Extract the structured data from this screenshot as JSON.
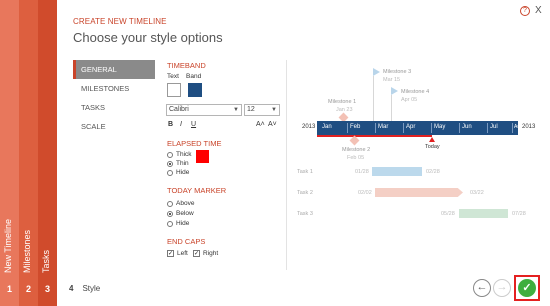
{
  "steps": [
    {
      "label": "New Timeline",
      "number": "1"
    },
    {
      "label": "Milestones",
      "number": "2"
    },
    {
      "label": "Tasks",
      "number": "3"
    }
  ],
  "current_step": {
    "number": "4",
    "label": "Style"
  },
  "header": {
    "subtitle": "CREATE NEW TIMELINE",
    "title": "Choose your style options"
  },
  "top_icons": {
    "help": "?",
    "close": "X"
  },
  "nav": [
    "GENERAL",
    "MILESTONES",
    "TASKS",
    "SCALE"
  ],
  "timeband": {
    "heading": "TIMEBAND",
    "text_label": "Text",
    "band_label": "Band",
    "text_color": "#ffffff",
    "band_color": "#1f4e82",
    "font": "Calibri",
    "size": "12",
    "bold": "B",
    "italic": "I",
    "underline": "U",
    "grow": "A˄",
    "shrink": "A˅"
  },
  "elapsed": {
    "heading": "ELAPSED TIME",
    "options": [
      "Thick",
      "Thin",
      "Hide"
    ],
    "selected": "Thin",
    "color": "#ff0000"
  },
  "today_marker": {
    "heading": "TODAY MARKER",
    "options": [
      "Above",
      "Below",
      "Hide"
    ],
    "selected": "Below"
  },
  "end_caps": {
    "heading": "END CAPS",
    "left": "Left",
    "right": "Right"
  },
  "preview": {
    "year_left": "2013",
    "year_right": "2013",
    "months": [
      "Jan",
      "Feb",
      "Mar",
      "Apr",
      "May",
      "Jun",
      "Jul",
      "Aug"
    ],
    "today": "Today",
    "milestones": [
      {
        "name": "Milestone 1",
        "date": "Jan 23"
      },
      {
        "name": "Milestone 2",
        "date": "Feb 05"
      },
      {
        "name": "Milestone 3",
        "date": "Mar 15"
      },
      {
        "name": "Milestone 4",
        "date": "Apr 05"
      }
    ],
    "tasks": [
      {
        "name": "Task 1",
        "start": "01/28",
        "end": "02/28",
        "color": "#bcd9ec"
      },
      {
        "name": "Task 2",
        "start": "02/02",
        "end": "03/22",
        "color": "#f4cfc5"
      },
      {
        "name": "Task 3",
        "start": "05/28",
        "end": "07/28",
        "color": "#cfe6d5"
      }
    ]
  },
  "colors": {
    "accent": "#c9442a",
    "strip1": "#e8775c",
    "strip2": "#dd5f3f",
    "strip3": "#d04b2c"
  }
}
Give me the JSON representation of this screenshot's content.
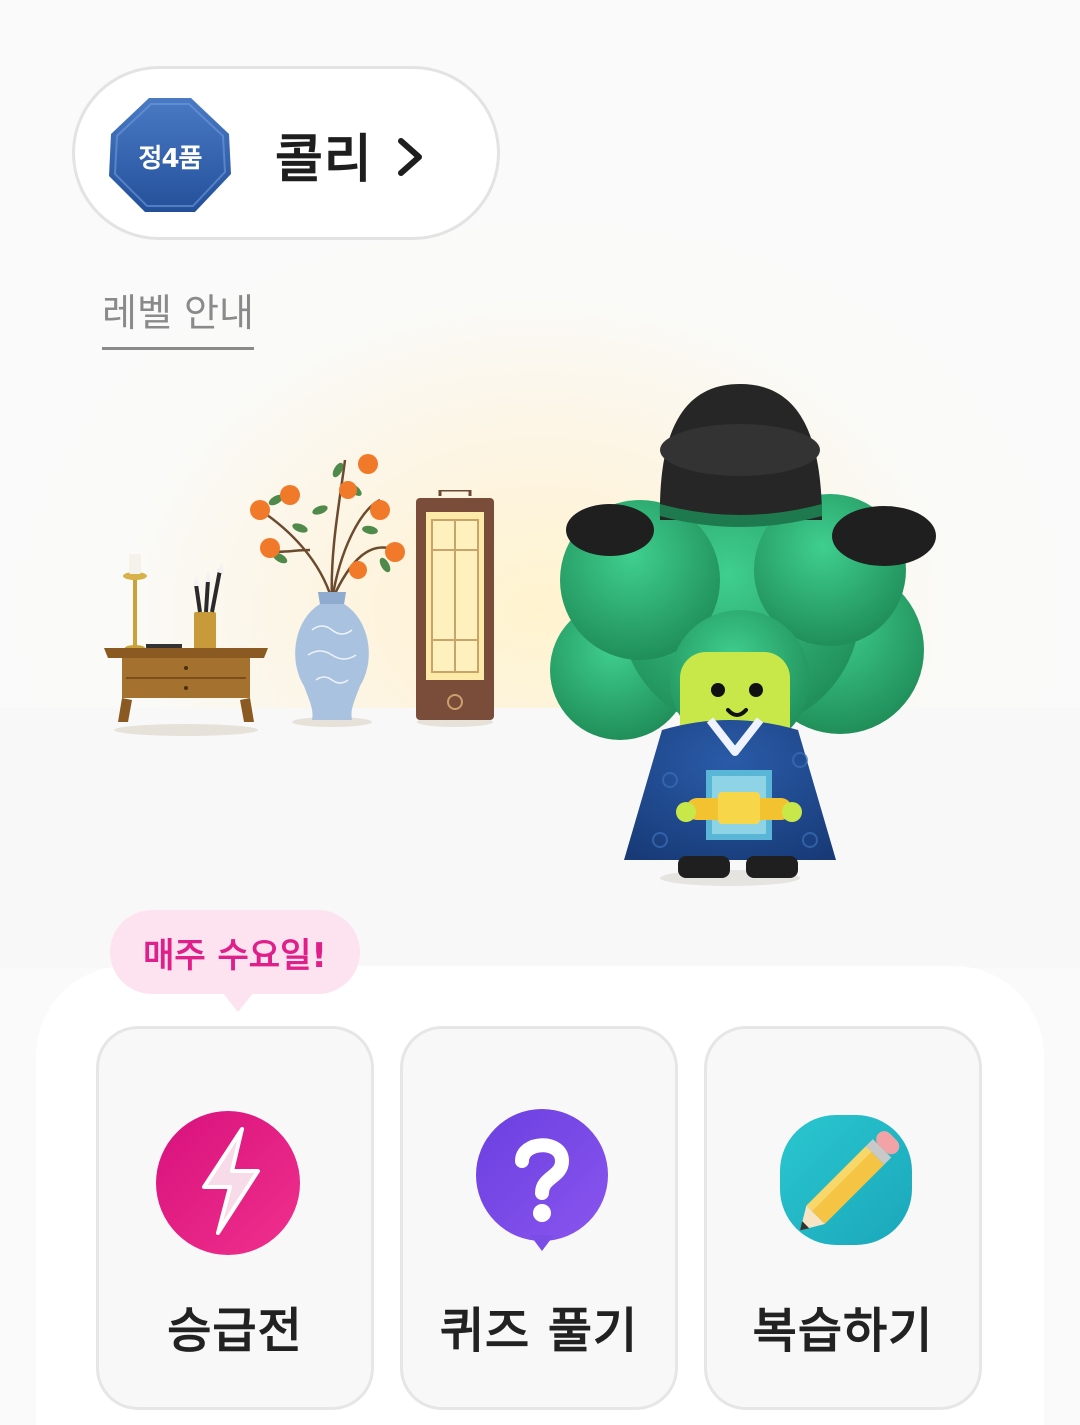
{
  "profile": {
    "rank_badge": "정4품",
    "character_name": "콜리",
    "level_guide_link": "레벨 안내"
  },
  "promo": {
    "tooltip": "매주 수요일!"
  },
  "actions": [
    {
      "label": "승급전",
      "icon": "lightning-icon"
    },
    {
      "label": "퀴즈 풀기",
      "icon": "question-bubble-icon"
    },
    {
      "label": "복습하기",
      "icon": "pencil-icon"
    }
  ],
  "colors": {
    "rank_badge": "#2f5ea8",
    "tooltip_text": "#e0208a",
    "tooltip_bg": "#fde3f0",
    "promotion_icon": "#e5197f",
    "quiz_icon": "#7a4de6",
    "review_icon": "#21b8c4"
  }
}
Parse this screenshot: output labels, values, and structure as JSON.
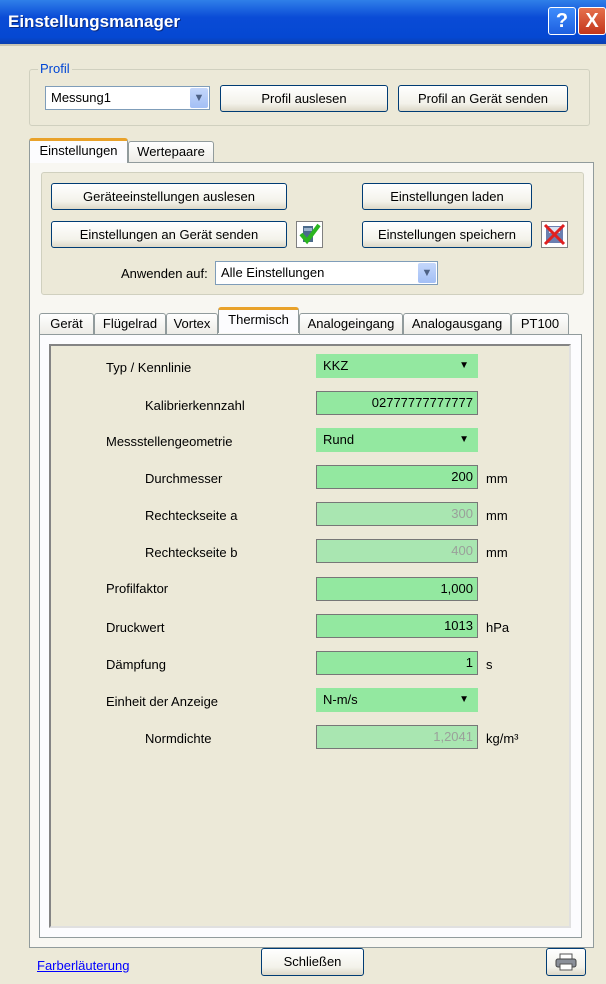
{
  "window": {
    "title": "Einstellungsmanager",
    "help_glyph": "?",
    "close_glyph": "X"
  },
  "profil": {
    "legend": "Profil",
    "selected": "Messung1",
    "read_button": "Profil auslesen",
    "send_button": "Profil an Gerät senden"
  },
  "tabs": [
    {
      "label": "Einstellungen",
      "active": true
    },
    {
      "label": "Wertepaare",
      "active": false
    }
  ],
  "actions": {
    "read_device": "Geräteeinstellungen auslesen",
    "load": "Einstellungen laden",
    "send_device": "Einstellungen an Gerät senden",
    "save": "Einstellungen speichern",
    "apply_label": "Anwenden auf:",
    "apply_value": "Alle Einstellungen"
  },
  "subtabs": [
    {
      "label": "Gerät",
      "active": false
    },
    {
      "label": "Flügelrad",
      "active": false
    },
    {
      "label": "Vortex",
      "active": false
    },
    {
      "label": "Thermisch",
      "active": true
    },
    {
      "label": "Analogeingang",
      "active": false
    },
    {
      "label": "Analogausgang",
      "active": false
    },
    {
      "label": "PT100",
      "active": false
    }
  ],
  "settings": {
    "typ_label": "Typ / Kennlinie",
    "typ_value": "KKZ",
    "kalib_label": "Kalibrierkennzahl",
    "kalib_value": "02777777777777",
    "geom_label": "Messstellengeometrie",
    "geom_value": "Rund",
    "durch_label": "Durchmesser",
    "durch_value": "200",
    "durch_unit": "mm",
    "recht_a_label": "Rechteckseite a",
    "recht_a_value": "300",
    "recht_a_unit": "mm",
    "recht_b_label": "Rechteckseite b",
    "recht_b_value": "400",
    "recht_b_unit": "mm",
    "profil_label": "Profilfaktor",
    "profil_value": "1,000",
    "druck_label": "Druckwert",
    "druck_value": "1013",
    "druck_unit": "hPa",
    "daempf_label": "Dämpfung",
    "daempf_value": "1",
    "daempf_unit": "s",
    "einheit_label": "Einheit der Anzeige",
    "einheit_value": "N-m/s",
    "normd_label": "Normdichte",
    "normd_value": "1,2041",
    "normd_unit": "kg/m³"
  },
  "footer": {
    "link": "Farberläuterung",
    "close_button": "Schließen"
  },
  "colors": {
    "field_green": "#93e8a0",
    "active_tab_accent": "#e9a22a",
    "title_blue": "#0548d2"
  }
}
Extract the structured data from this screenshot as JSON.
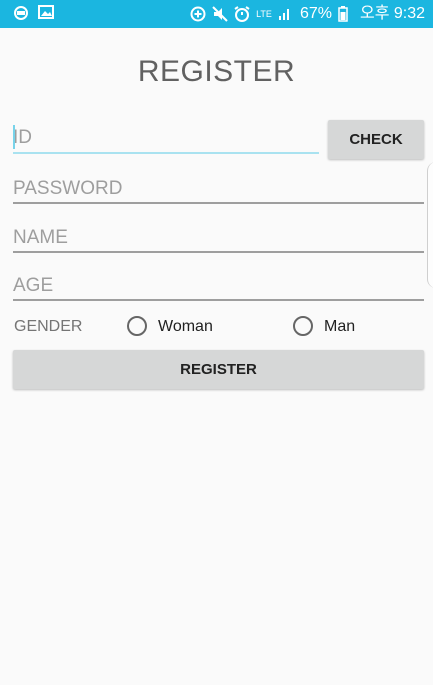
{
  "status_bar": {
    "battery": "67%",
    "time": "오후 9:32",
    "network": "LTE",
    "icons": [
      "notification-icon",
      "image-icon",
      "data-saver-icon",
      "mute-icon",
      "alarm-icon",
      "signal-icon",
      "battery-icon"
    ]
  },
  "page": {
    "title": "REGISTER"
  },
  "form": {
    "id_placeholder": "ID",
    "check_label": "CHECK",
    "password_placeholder": "PASSWORD",
    "name_placeholder": "NAME",
    "age_placeholder": "AGE",
    "gender_label": "GENDER",
    "gender_options": [
      "Woman",
      "Man"
    ],
    "register_label": "REGISTER"
  },
  "colors": {
    "status_bar": "#1bb6e0",
    "focus_line": "#a9e2f0",
    "button": "#d6d7d7",
    "background": "#fafafa"
  }
}
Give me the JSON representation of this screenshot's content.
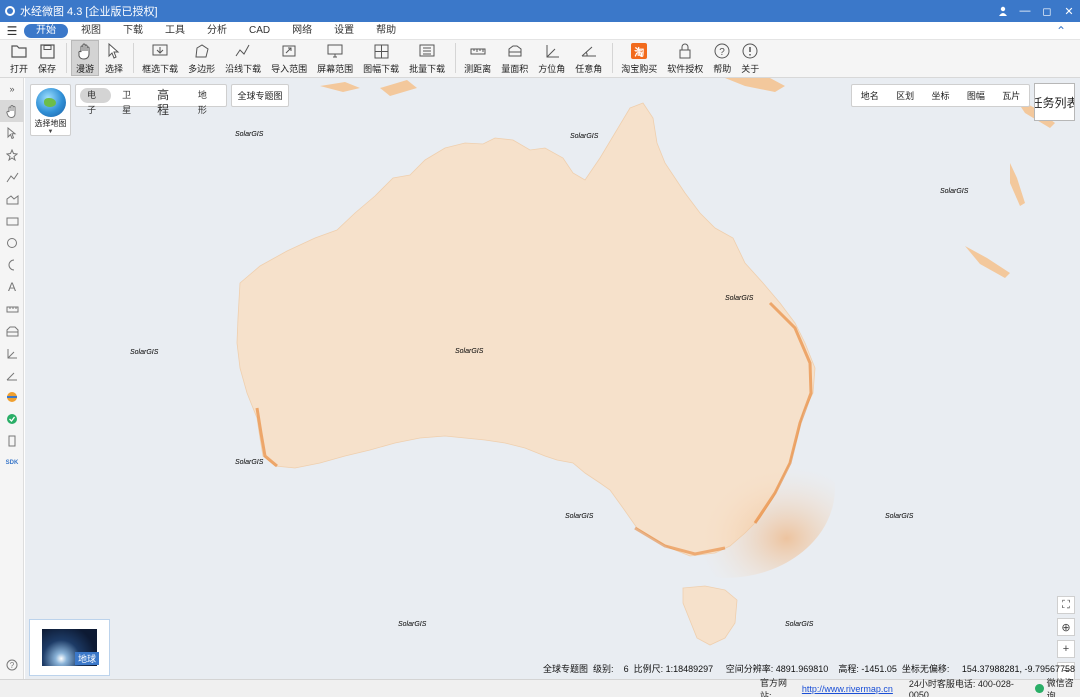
{
  "window": {
    "title": "水经微图 4.3 [企业版已授权]",
    "controls": [
      "user-icon",
      "minimize-icon",
      "maximize-icon",
      "close-icon"
    ]
  },
  "menu": {
    "items": [
      "开始",
      "视图",
      "下载",
      "工具",
      "分析",
      "CAD",
      "网络",
      "设置",
      "帮助"
    ],
    "active": "开始"
  },
  "toolbar": {
    "items": [
      {
        "label": "打开",
        "icon": "folder-icon"
      },
      {
        "label": "保存",
        "icon": "save-icon"
      },
      {
        "label": "漫游",
        "icon": "hand-icon"
      },
      {
        "label": "选择",
        "icon": "cursor-icon"
      },
      {
        "label": "框选下载",
        "icon": "box-download-icon"
      },
      {
        "label": "多边形",
        "icon": "polygon-icon"
      },
      {
        "label": "沿线下载",
        "icon": "line-download-icon"
      },
      {
        "label": "导入范围",
        "icon": "import-icon"
      },
      {
        "label": "屏幕范围",
        "icon": "screen-icon"
      },
      {
        "label": "图幅下载",
        "icon": "grid-icon"
      },
      {
        "label": "批量下载",
        "icon": "batch-icon"
      },
      {
        "label": "测距离",
        "icon": "ruler-icon"
      },
      {
        "label": "量面积",
        "icon": "area-icon"
      },
      {
        "label": "方位角",
        "icon": "azimuth-icon"
      },
      {
        "label": "任意角",
        "icon": "angle-icon"
      },
      {
        "label": "淘宝购买",
        "icon": "taobao-icon"
      },
      {
        "label": "软件授权",
        "icon": "lock-icon"
      },
      {
        "label": "帮助",
        "icon": "help-icon"
      },
      {
        "label": "关于",
        "icon": "info-icon"
      }
    ],
    "taobao_glyph": "淘"
  },
  "map_selector": {
    "label": "选择地图"
  },
  "map_types": {
    "items": [
      "电子",
      "卫星",
      "高程",
      "地形"
    ],
    "active": "电子"
  },
  "thematic": {
    "label": "全球专题图"
  },
  "search_tabs": {
    "items": [
      "地名",
      "区划",
      "坐标",
      "图幅",
      "瓦片"
    ]
  },
  "task_list": {
    "label": "任务列表"
  },
  "mini_globe": {
    "label": "地球"
  },
  "watermark": "SolarGIS",
  "status": {
    "map_name": "全球专题图",
    "level_label": "级别:",
    "level": "6",
    "scale_label": "比例尺:",
    "scale": "1:18489297",
    "resolution_label": "空间分辨率:",
    "resolution": "4891.969810",
    "elevation_label": "高程:",
    "elevation": "-1451.05",
    "coord_label": "坐标无偏移:",
    "coord": "154.37988281, -9.79567758"
  },
  "footer": {
    "site_label": "官方网站:",
    "site_url": "http://www.rivermap.cn",
    "phone": "24小时客服电话:  400-028-0050",
    "wechat": "微信咨询"
  },
  "colors": {
    "accent": "#3b78c9",
    "land": "#f6e1cb",
    "ocean": "#e9edf2",
    "hotspot": "#e5761c"
  }
}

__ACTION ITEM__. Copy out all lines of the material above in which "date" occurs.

__WORKED SOLUTION__.
        "date": "Jan 23"
        "date": "Feb 05"
        "date": "Mar 15"
        "date": "Apr 05"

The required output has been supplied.